from Wiktionary, Creative Commons Attribution/Share-Alike License
- n. The separation of work into different categories or tasks; each category or task being carried out by different groups of workers.
Sorry, no etymologies found.
I am quite aware that this principle is not openly admitted in assigning to woman her share of the world's work – that, on the contrary, the results of its application are explained away on the theory that there is a "natural" division of labour between the two sexes.
If that really were the principle upon which the division of labour was made, it is clear that the ordinary male clerk ought at once to change places with the ordinary housemaid or charwoman, the ordinary ticket-collector with the ordinary laundress.
The division of labour which has but few inconveniences in decorative works becomes fatal in works of a "lyric" or familiar nature, and which are only valuable in so far as the artist endows them with his personality.
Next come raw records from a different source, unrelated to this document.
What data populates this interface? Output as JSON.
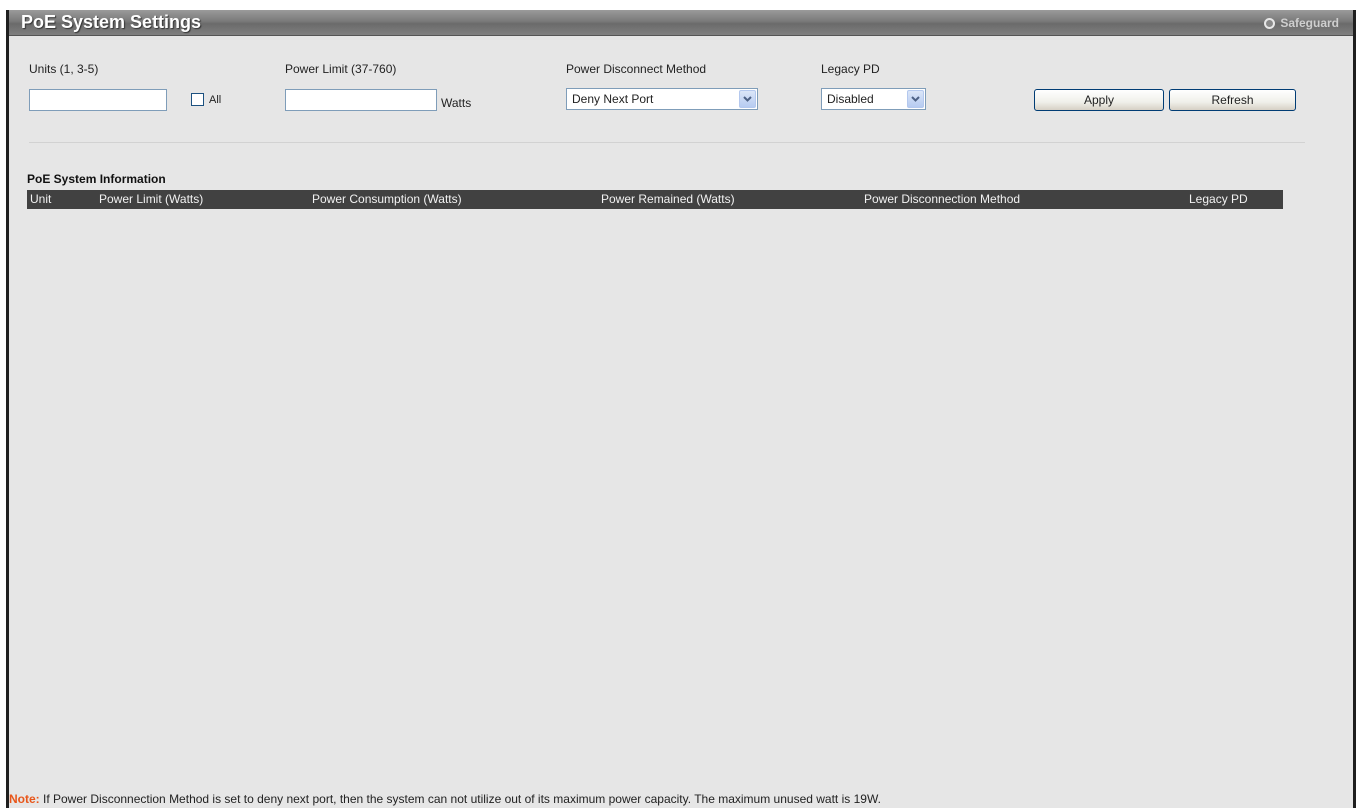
{
  "title": "PoE System Settings",
  "safeguard": "Safeguard",
  "form": {
    "units": {
      "label": "Units (1, 3-5)",
      "value": "",
      "all_label": "All",
      "all_checked": false
    },
    "power_limit": {
      "label": "Power Limit  (37-760)",
      "value": "",
      "unit": "Watts"
    },
    "disconnect_method": {
      "label": "Power Disconnect Method",
      "selected": "Deny Next Port"
    },
    "legacy_pd": {
      "label": "Legacy PD",
      "selected": "Disabled"
    },
    "apply_label": "Apply",
    "refresh_label": "Refresh"
  },
  "info": {
    "title": "PoE System Information",
    "columns": [
      "Unit",
      "Power Limit (Watts)",
      "Power Consumption (Watts)",
      "Power Remained (Watts)",
      "Power Disconnection Method",
      "Legacy PD"
    ],
    "rows": []
  },
  "note": {
    "prefix": "Note:",
    "text": " If Power Disconnection Method is set to deny next port, then the system can not utilize out of its maximum power capacity. The maximum unused watt is 19W."
  },
  "colors": {
    "title_bar": "#7a7a7a",
    "table_header": "#414141",
    "note_accent": "#e8561a",
    "background": "#e6e6e6"
  }
}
To me such a division of labour does not seem in the least "unnatural."
A further division of labour was made by Benedict XIV (Decree, "Inclyta Fratrum", 1743); at present the companion preaches to the papal household, and a Capuchin preaches to the pope and to the cardinals.